Using one of the techniques we’d been taught, I imagined putting on this person’s head, and immediately was torn by depression, sorrow, and resentment. I could “feel” that my left side was crippled, that I had no hearing in my left ear and no sight in my left eye. When I reported this she asked, “What about your other eye and ear?”

I could somehow tell that my hearing was intact in my right ear, but that vision in my right eye was limited in some way, though I couldn’t describe exactly how. “Anything else?” she asked. I told her that was all the information I could get. I want to emphasize that my partner gave me no data at all, just asked those three questions.

When I opened my eyes and indicated that I was finished, she told me that this man was the son of a dear friend; that he was only 21 years old and very bitter because he’d been crippled on his left side in a motorcycle accident at a four-way stop where a car had failed to stop, that he had no hearing in his left ear and no sight in his left eye; that his hearing was normal in his right ear, but he had tunnel vision in his right eye. She went on to say that his recovery was slow because he was so despondent. I was really spooked by this, and almost afraid to ask when the accident had occurred. She named the same date in June that I had “seen” on my mental calendar, but I’d been off by a year. The accident I had “seen” earlier that morning, before ever being assigned to her as my partner, had occurred the previous year!

I was disoriented for several weeks after this because the world as I perceived it had changed. Prior to this I had never had an ESP experience and would never have believed that I could. Also, since early adulthood I had described myself as agnostic. After this experience I thought many times, “If this is possible, then anything is possible.” In the Tibetan Book of Living and Dying, Sogyal Rinpoche refers to the word “bardo” as a juncture “when the possibility of liberation, or enlightenment, is heightened.” My experience of this different state of mind, this totally unexpected new reality, opened my mind and my heart and began a lifelong spiritual path for me.

Contributor’s Comments on the Experience

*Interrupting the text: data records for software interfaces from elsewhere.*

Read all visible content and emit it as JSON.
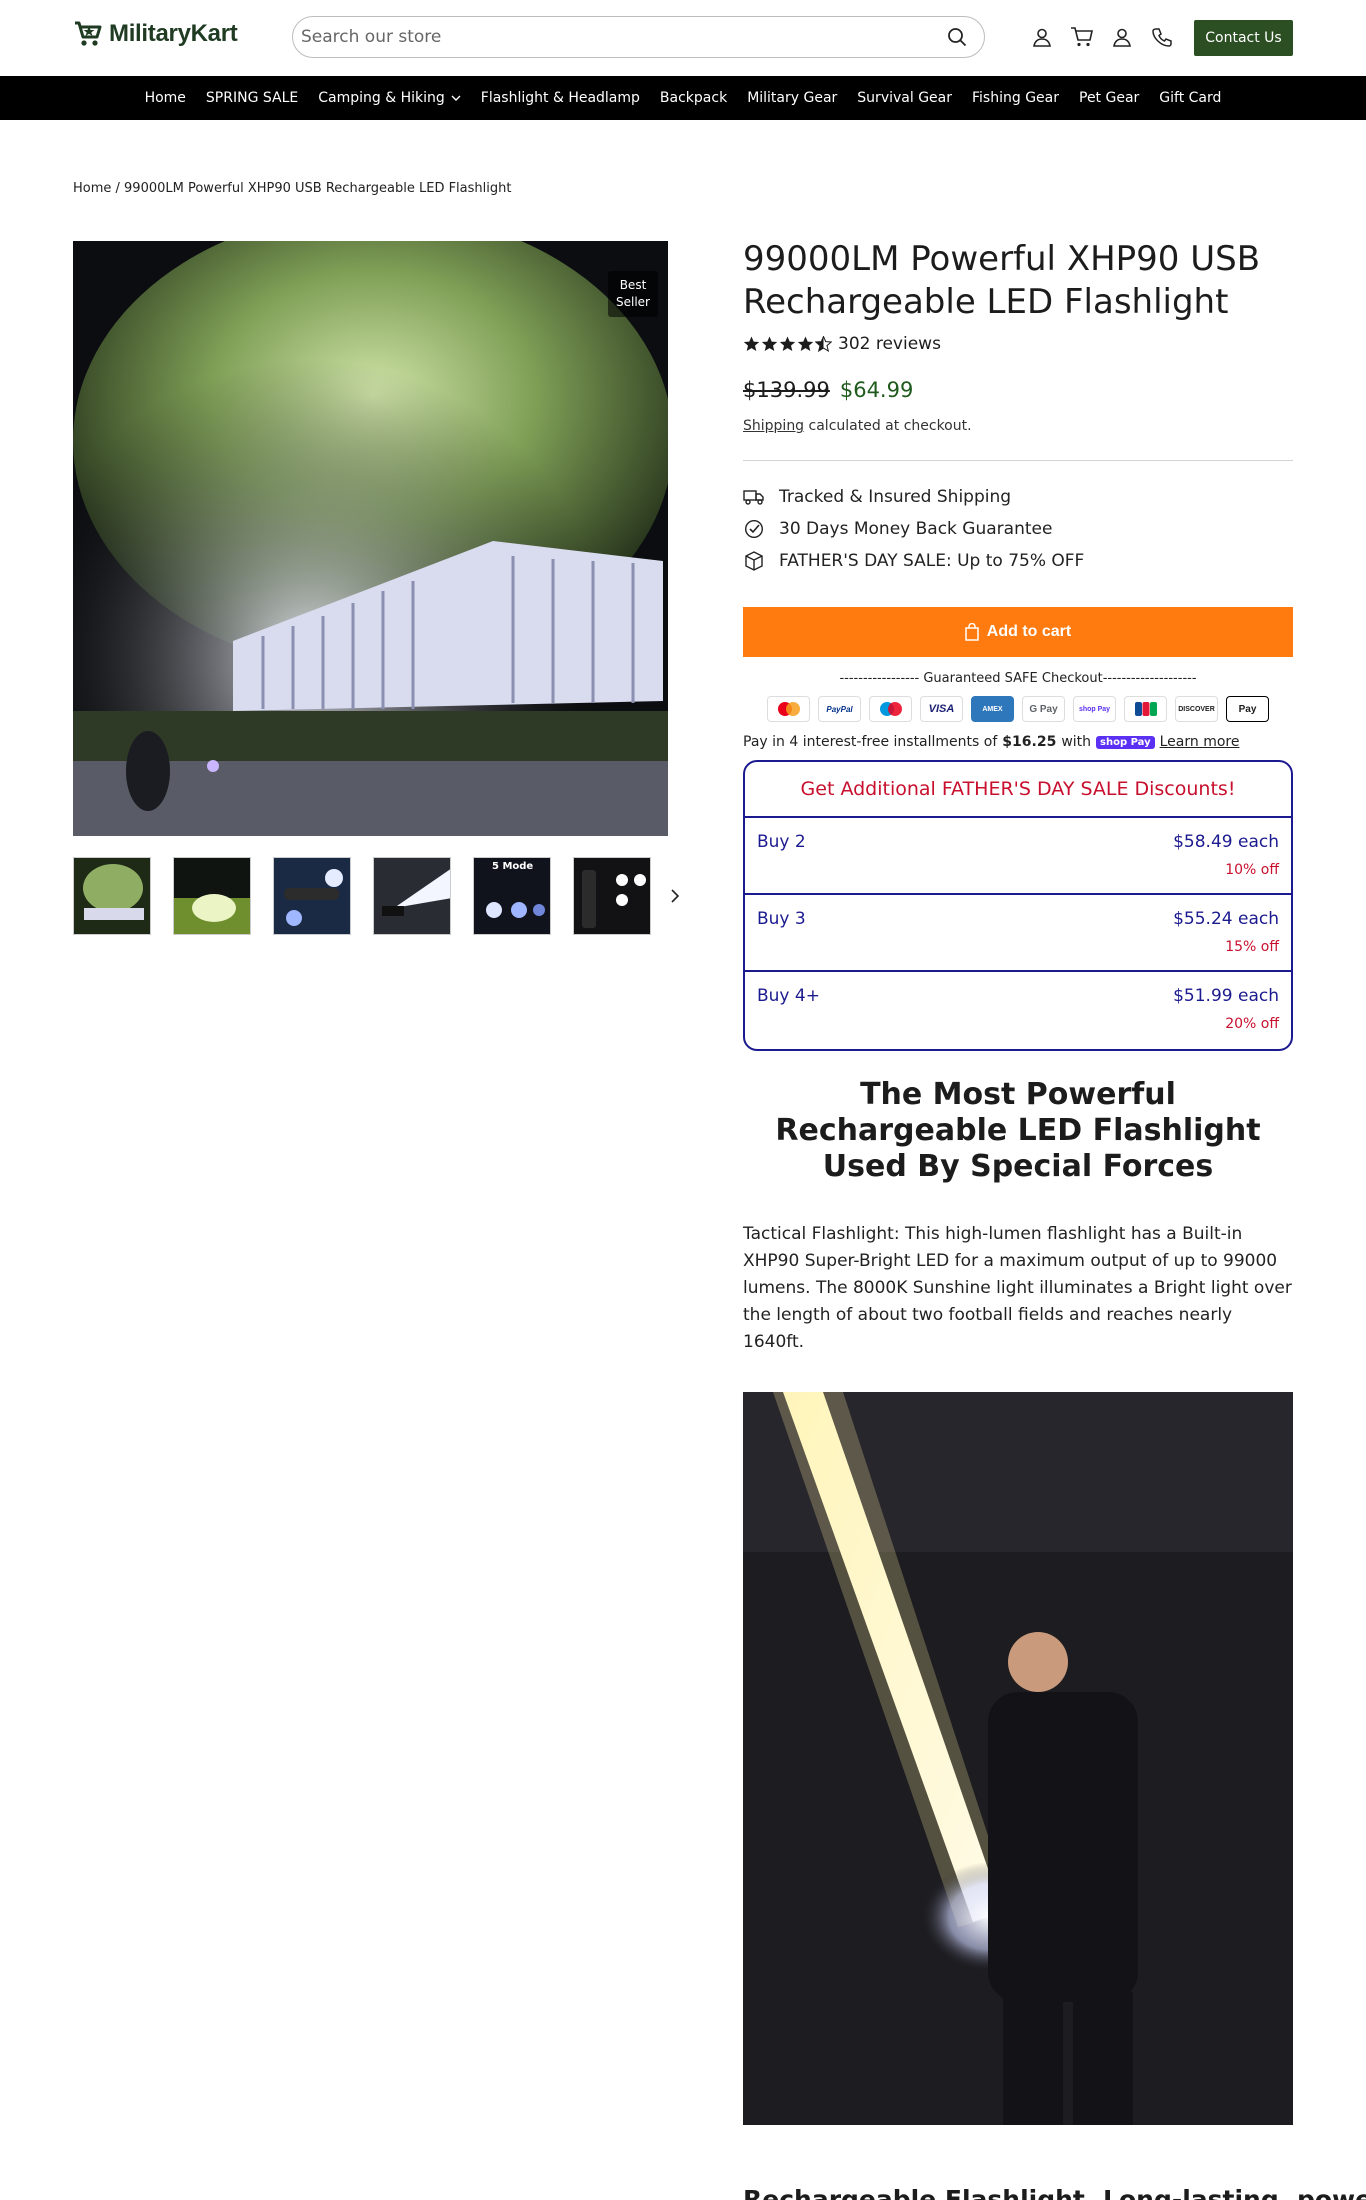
{
  "header": {
    "logo_text": "MilitaryKart",
    "search_placeholder": "Search our store",
    "contact_label": "Contact Us"
  },
  "nav": {
    "items": [
      "Home",
      "SPRING SALE",
      "Camping & Hiking",
      "Flashlight & Headlamp",
      "Backpack",
      "Military Gear",
      "Survival Gear",
      "Fishing Gear",
      "Pet Gear",
      "Gift Card"
    ]
  },
  "breadcrumb": "Home / 99000LM Powerful XHP90 USB Rechargeable LED Flashlight",
  "gallery": {
    "badge": "Best Seller",
    "thumb_labels": [
      "",
      "",
      "",
      "",
      "5 Mode",
      ""
    ]
  },
  "product": {
    "title": "99000LM Powerful XHP90 USB Rechargeable LED Flashlight",
    "rating": 4.5,
    "reviews": "302 reviews",
    "price_old": "$139.99",
    "price_new": "$64.99",
    "shipping_link": "Shipping",
    "shipping_rest": " calculated at checkout.",
    "features": [
      {
        "icon": "truck-icon",
        "text": "Tracked & Insured Shipping"
      },
      {
        "icon": "check-circle-icon",
        "text": "30 Days Money Back Guarantee"
      },
      {
        "icon": "box-icon",
        "text": "FATHER'S DAY SALE: Up to 75% OFF"
      }
    ],
    "add_to_cart": "Add to cart",
    "checkout_note": "----------------- Guaranteed SAFE Checkout--------------------",
    "payment_methods": [
      "mastercard",
      "PayPal",
      "maestro",
      "VISA",
      "AMEX",
      "G Pay",
      "shop Pay",
      "JCB",
      "DISCOVER",
      "Apple Pay"
    ],
    "installments_prefix": "Pay in 4 interest-free installments of",
    "installments_amount": "$16.25",
    "installments_with": "with",
    "shop_pay": "shop Pay",
    "learn_more": "Learn more"
  },
  "bundle": {
    "heading": "Get Additional FATHER'S DAY SALE Discounts!",
    "rows": [
      {
        "label": "Buy 2",
        "price": "$58.49 each",
        "off": "10% off"
      },
      {
        "label": "Buy 3",
        "price": "$55.24 each",
        "off": "15% off"
      },
      {
        "label": "Buy 4+",
        "price": "$51.99 each",
        "off": "20% off"
      }
    ]
  },
  "description": {
    "heading": "The Most Powerful Rechargeable LED Flashlight Used By Special Forces",
    "text": "Tactical Flashlight: This high-lumen flashlight has a Built-in XHP90 Super-Bright LED for a maximum output of up to 99000 lumens. The 8000K Sunshine light illuminates a Bright light over the length of about two football fields and reaches nearly 1640ft.",
    "heading2": "Rechargeable Flashlight, Long-lasting, power"
  },
  "colors": {
    "brand_green": "#2b4e22",
    "accent_orange": "#ff7a0f",
    "bundle_blue": "#1c1a8f",
    "sale_red": "#c8102e"
  }
}
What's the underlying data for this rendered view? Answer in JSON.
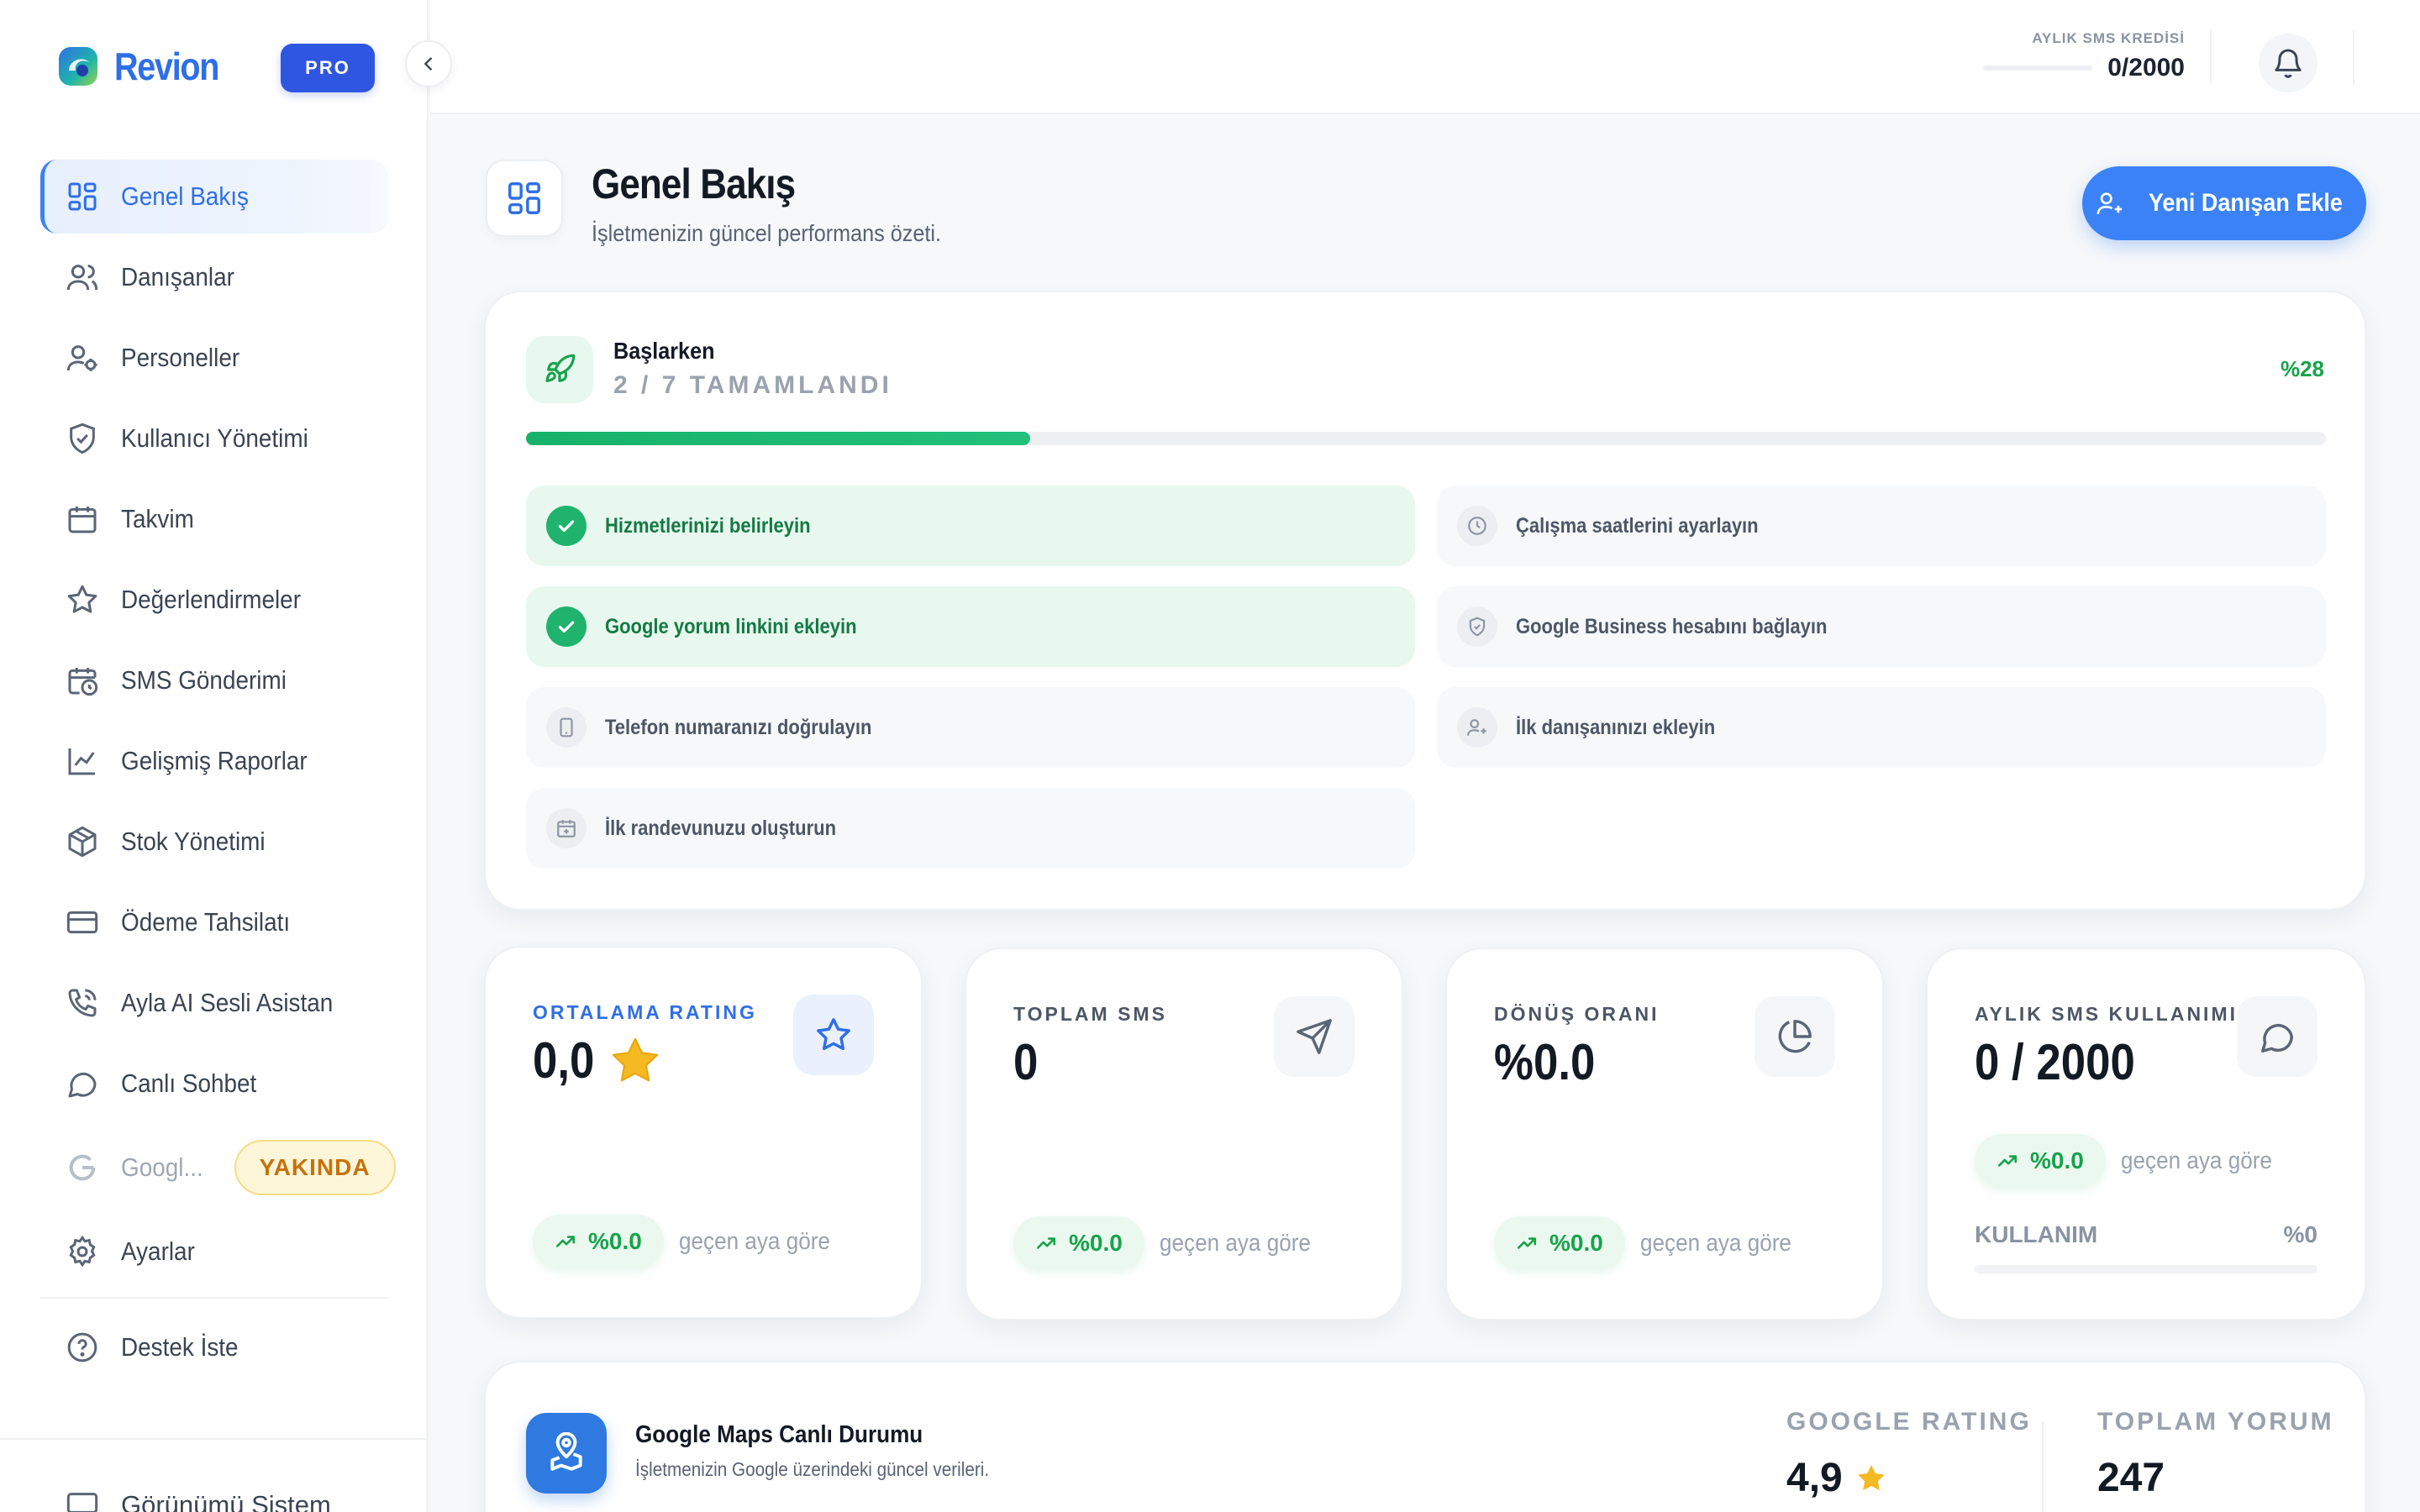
{
  "sidebar": {
    "brand": "Revion",
    "plan_badge": "PRO",
    "items": [
      {
        "label": "Genel Bakış",
        "icon": "dashboard-icon"
      },
      {
        "label": "Danışanlar",
        "icon": "users-icon"
      },
      {
        "label": "Personeller",
        "icon": "user-settings-icon"
      },
      {
        "label": "Kullanıcı Yönetimi",
        "icon": "shield-icon"
      },
      {
        "label": "Takvim",
        "icon": "calendar-icon"
      },
      {
        "label": "Değerlendirmeler",
        "icon": "star-icon"
      },
      {
        "label": "SMS Gönderimi",
        "icon": "calendar-clock-icon"
      },
      {
        "label": "Gelişmiş Raporlar",
        "icon": "line-chart-icon"
      },
      {
        "label": "Stok Yönetimi",
        "icon": "box-icon"
      },
      {
        "label": "Ödeme Tahsilatı",
        "icon": "credit-card-icon"
      },
      {
        "label": "Ayla AI Sesli Asistan",
        "icon": "phone-call-icon"
      },
      {
        "label": "Canlı Sohbet",
        "icon": "chat-icon"
      },
      {
        "label": "Googl...",
        "icon": "google-icon",
        "badge": "YAKINDA"
      },
      {
        "label": "Ayarlar",
        "icon": "gear-icon"
      },
      {
        "label": "Destek İste",
        "icon": "help-circle-icon"
      }
    ],
    "bottom_item": "Görünümü Sistem"
  },
  "topbar": {
    "sms_credit_caption": "AYLIK SMS KREDİSİ",
    "sms_credit_value": "0/2000"
  },
  "header": {
    "title": "Genel Bakış",
    "subtitle": "İşletmenizin güncel performans özeti.",
    "cta": "Yeni Danışan Ekle"
  },
  "onboarding": {
    "title": "Başlarken",
    "progress_text": "2 / 7 TAMAMLANDI",
    "percent_text": "%28",
    "progress_fraction": 0.28,
    "tasks": [
      {
        "label": "Hizmetlerinizi belirleyin",
        "done": true
      },
      {
        "label": "Çalışma saatlerini ayarlayın",
        "done": false
      },
      {
        "label": "Google yorum linkini ekleyin",
        "done": true
      },
      {
        "label": "Google Business hesabını bağlayın",
        "done": false
      },
      {
        "label": "Telefon numaranızı doğrulayın",
        "done": false
      },
      {
        "label": "İlk danışanınızı ekleyin",
        "done": false
      },
      {
        "label": "İlk randevunuzu oluşturun",
        "done": false
      }
    ]
  },
  "stats": [
    {
      "caption": "ORTALAMA RATING",
      "value": "0,0",
      "trend": "%0.0",
      "trend_ref": "geçen aya göre"
    },
    {
      "caption": "TOPLAM SMS",
      "value": "0",
      "trend": "%0.0",
      "trend_ref": "geçen aya göre"
    },
    {
      "caption": "DÖNÜŞ ORANI",
      "value": "%0.0",
      "trend": "%0.0",
      "trend_ref": "geçen aya göre"
    },
    {
      "caption": "AYLIK SMS KULLANIMI",
      "value": "0 / 2000",
      "trend": "%0.0",
      "trend_ref": "geçen aya göre",
      "usage_label": "KULLANIM",
      "usage_value": "%0"
    }
  ],
  "maps": {
    "title": "Google Maps Canlı Durumu",
    "subtitle": "İşletmenizin Google üzerindeki güncel verileri.",
    "rating_caption": "GOOGLE RATING",
    "rating_value": "4,9",
    "reviews_caption": "TOPLAM YORUM",
    "reviews_value": "247"
  },
  "colors": {
    "accent": "#3b82f6",
    "brand": "#2f6fe6",
    "success": "#16a34a",
    "warning": "#c7710a"
  }
}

Since this dramatic ESP experience, I have had many, many instances of “knowing” something that either had not happened yet, or had happened at a distance and without my direct knowledge, and which was later confirmed. At first I was frustrated by the lack of specificity in my “knowing”, but as the years have gone by I have learned to relax into what I now believe is a universal flow. In my counseling work I have learned to slip into a meditative state, opening myself to information beyond the obvious or beyond the words my clients use to express themselves. They often comment, “I was just thinking that, but wasn’t sure I was ready to talk about it,” or “How did you know that? I’ve never told anyone.” This has been invaluable in opening up areas of growth that might otherwise have remained hidden.